Through Brown v. Board, according to Melnick, the U.S.—having long emphasized education as the path to upward mobility—essentially tabbed school desegregation as the driver for racial equality, and over time it became the impetus for expanding the civil rights state.

“In the U.S., we have long been willing to tolerate income inequality if we think it’s based on an individual’s efforts or degree of success. In doing so, we’ve put enormous stress on our schools to level the playing field. We created elementary schools before European countries did, for example, and we’ve spent more on education than most other countries—but with worse results.”

One of the major obstacles facing school desegregation other types of reforms, said Melnick, is that education is a highly decentralized process that relies to a large extent on local control, and is difficult to change from the top down—especially when there are far-reaching social and economic factors that reach well beyond the school grounds.

“If school desegregation did achieve some meaningful successes, at the same time it revealed more complicated issues to deal with in our education system than racial discrimination. For example, is it ‘discrimination’ if some kids begin school with a sound basis in reading because their parents read with them when they were little, whereas the parents of other kids weren’t able to? Or if one family has the resources to hire private tutors for their kids, and another doesn’t?

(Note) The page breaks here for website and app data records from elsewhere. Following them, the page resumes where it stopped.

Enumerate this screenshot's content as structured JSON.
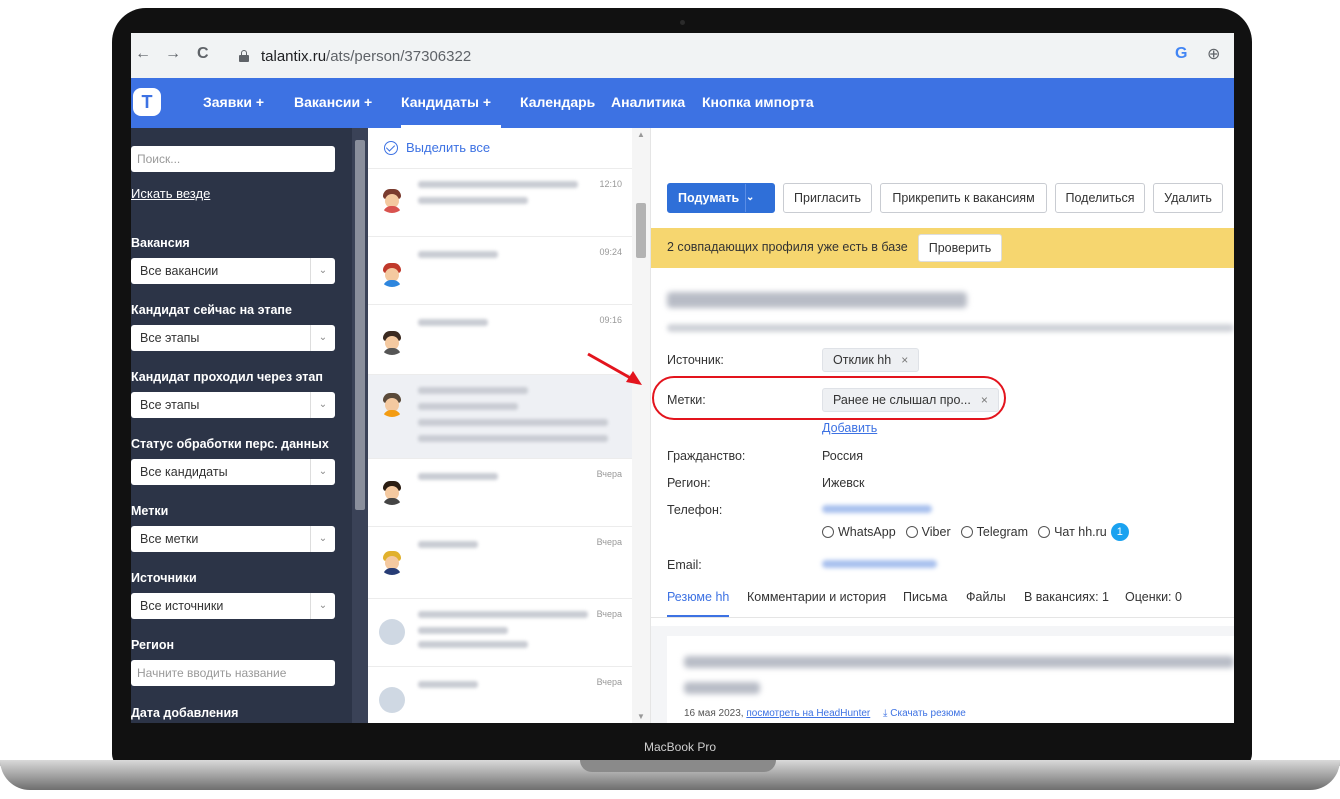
{
  "device_label": "MacBook Pro",
  "browser": {
    "url_host": "talantix.ru",
    "url_path": "/ats/person/37306322",
    "back": "←",
    "forward": "→",
    "reload": "C",
    "profile_letter": "G",
    "zoom_symbol": "⊕"
  },
  "app": {
    "logo_letter": "T",
    "nav": [
      {
        "label": "Заявки +"
      },
      {
        "label": "Вакансии +"
      },
      {
        "label": "Кандидаты +"
      },
      {
        "label": "Календарь"
      },
      {
        "label": "Аналитика"
      },
      {
        "label": "Кнопка импорта"
      }
    ],
    "active_nav": "Кандидаты +"
  },
  "sidebar": {
    "search_placeholder": "Поиск...",
    "search_everywhere": "Искать везде",
    "filters": [
      {
        "label": "Вакансия",
        "value": "Все вакансии"
      },
      {
        "label": "Кандидат сейчас на этапе",
        "value": "Все этапы"
      },
      {
        "label": "Кандидат проходил через этап",
        "value": "Все этапы"
      },
      {
        "label": "Статус обработки перс. данных",
        "value": "Все кандидаты"
      },
      {
        "label": "Метки",
        "value": "Все метки"
      },
      {
        "label": "Источники",
        "value": "Все источники"
      }
    ],
    "region_label": "Регион",
    "region_placeholder": "Начните вводить название",
    "date_label": "Дата добавления"
  },
  "candidate_list": {
    "select_all": "Выделить все",
    "items": [
      {
        "time": "12:10"
      },
      {
        "time": "09:24"
      },
      {
        "time": "09:16"
      },
      {
        "time": ""
      },
      {
        "time": "Вчера"
      },
      {
        "time": "Вчера"
      },
      {
        "time": "Вчера"
      },
      {
        "time": "Вчера"
      }
    ]
  },
  "detail": {
    "buttons": {
      "think": "Подумать",
      "invite": "Пригласить",
      "attach": "Прикрепить к вакансиям",
      "share": "Поделиться",
      "delete": "Удалить"
    },
    "banner": {
      "text": "2 совпадающих профиля уже есть в базе",
      "button": "Проверить"
    },
    "fields": {
      "source_label": "Источник:",
      "source_value": "Отклик hh",
      "tags_label": "Метки:",
      "tags_value": "Ранее не слышал про...",
      "add_link": "Добавить",
      "citizenship_label": "Гражданство:",
      "citizenship_value": "Россия",
      "region_label": "Регион:",
      "region_value": "Ижевск",
      "phone_label": "Телефон:",
      "email_label": "Email:"
    },
    "messengers": {
      "whatsapp": "WhatsApp",
      "viber": "Viber",
      "telegram": "Telegram",
      "hh_chat": "Чат hh.ru",
      "hh_badge": "1"
    },
    "tabs": [
      "Резюме hh",
      "Комментарии и история",
      "Письма",
      "Файлы",
      "В вакансиях: 1",
      "Оценки: 0"
    ],
    "resume": {
      "date": "16 мая 2023,",
      "view_link": "посмотреть на HeadHunter",
      "download": "Скачать резюме"
    }
  },
  "annotation": {
    "color": "#e3141d"
  }
}
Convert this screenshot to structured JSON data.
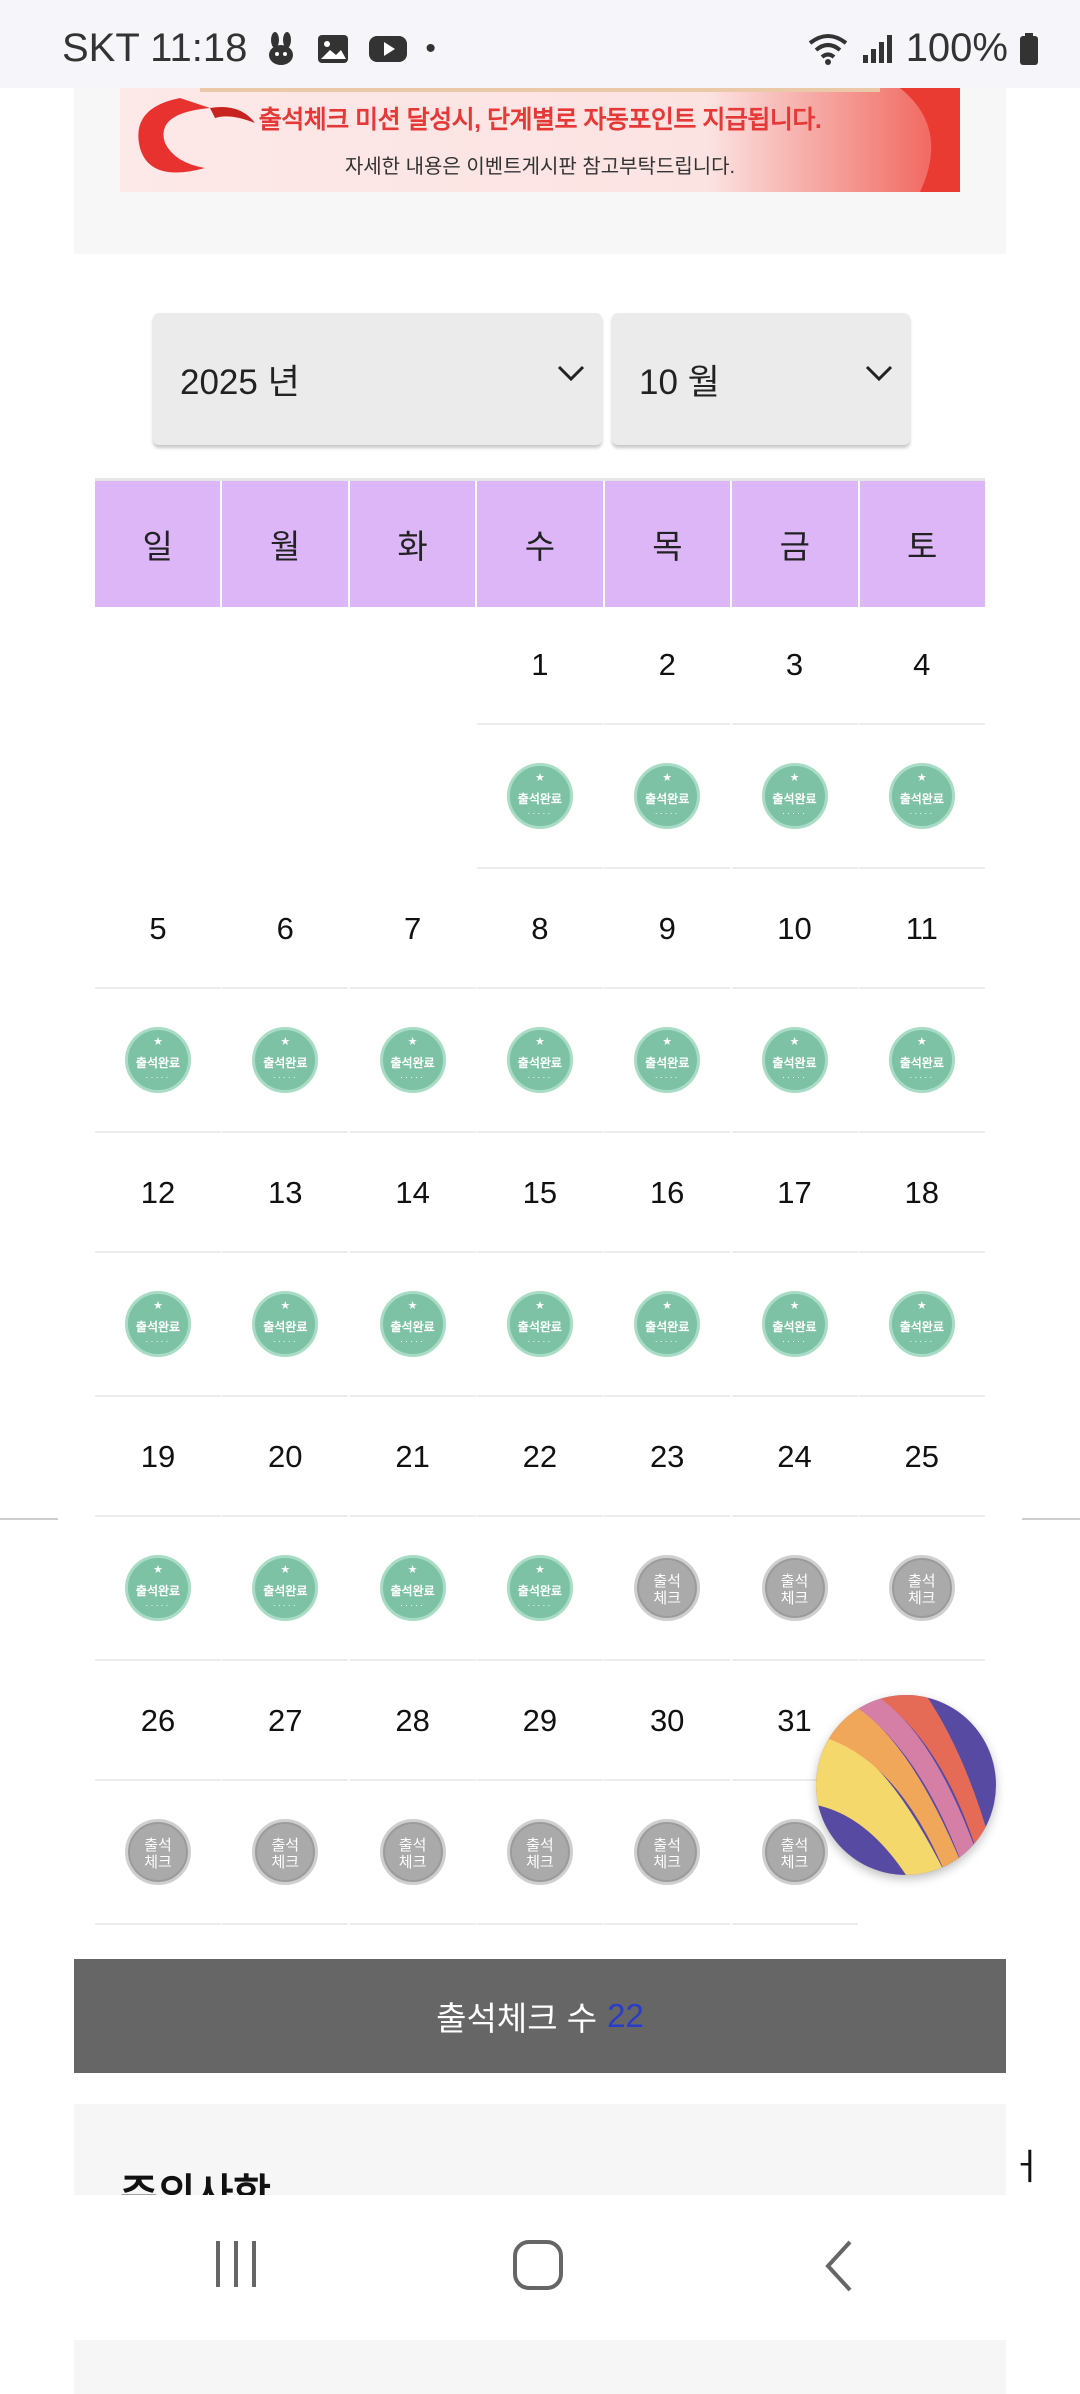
{
  "status_bar": {
    "carrier_time": "SKT 11:18",
    "dot": "•",
    "battery": "100%"
  },
  "banner": {
    "line1": "출석체크 미션 달성시, 단계별로 자동포인트 지급됩니다.",
    "line2": "자세한 내용은 이벤트게시판 참고부탁드립니다."
  },
  "selects": {
    "year": "2025 년",
    "month": "10 월"
  },
  "weekdays": [
    "일",
    "월",
    "화",
    "수",
    "목",
    "금",
    "토"
  ],
  "weeks": [
    [
      {
        "day": ""
      },
      {
        "day": ""
      },
      {
        "day": ""
      },
      {
        "day": "1"
      },
      {
        "day": "2"
      },
      {
        "day": "3"
      },
      {
        "day": "4"
      }
    ],
    [
      {
        "day": "5"
      },
      {
        "day": "6"
      },
      {
        "day": "7"
      },
      {
        "day": "8"
      },
      {
        "day": "9"
      },
      {
        "day": "10"
      },
      {
        "day": "11"
      }
    ],
    [
      {
        "day": "12"
      },
      {
        "day": "13"
      },
      {
        "day": "14"
      },
      {
        "day": "15"
      },
      {
        "day": "16"
      },
      {
        "day": "17"
      },
      {
        "day": "18"
      }
    ],
    [
      {
        "day": "19"
      },
      {
        "day": "20"
      },
      {
        "day": "21"
      },
      {
        "day": "22"
      },
      {
        "day": "23"
      },
      {
        "day": "24"
      },
      {
        "day": "25"
      }
    ],
    [
      {
        "day": "26"
      },
      {
        "day": "27"
      },
      {
        "day": "28"
      },
      {
        "day": "29"
      },
      {
        "day": "30"
      },
      {
        "day": "31"
      },
      {
        "day": ""
      }
    ]
  ],
  "stamps": [
    [
      "none",
      "none",
      "none",
      "done",
      "done",
      "done",
      "done"
    ],
    [
      "done",
      "done",
      "done",
      "done",
      "done",
      "done",
      "done"
    ],
    [
      "done",
      "done",
      "done",
      "done",
      "done",
      "done",
      "done"
    ],
    [
      "done",
      "done",
      "done",
      "done",
      "todo",
      "todo",
      "todo"
    ],
    [
      "todo",
      "todo",
      "todo",
      "todo",
      "todo",
      "todo",
      "none"
    ]
  ],
  "stamp_labels": {
    "done": "출석완료",
    "todo_line1": "출석",
    "todo_line2": "체크"
  },
  "count_bar": {
    "label": "출석체크 수",
    "value": "22"
  },
  "notice": {
    "title": "주의사항"
  },
  "side_char": "ㅓ",
  "colors": {
    "weekday_header": "#ddb6f8",
    "stamp_done": "#7dc2a4",
    "stamp_todo": "#aaaaaa",
    "count_bar_bg": "#666666",
    "count_value": "#2a3cc8",
    "banner_text": "#e53937"
  },
  "icons": {
    "status": [
      "rabbit-icon",
      "gallery-icon",
      "youtube-icon",
      "wifi-icon",
      "signal-icon",
      "battery-icon"
    ],
    "nav": [
      "recent-apps-icon",
      "home-icon",
      "back-icon"
    ]
  }
}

“The fact is, there are severe inequalities present before kids even start school, so some will go in with advantages others lack, and desegregation by itself is not going to solve this.”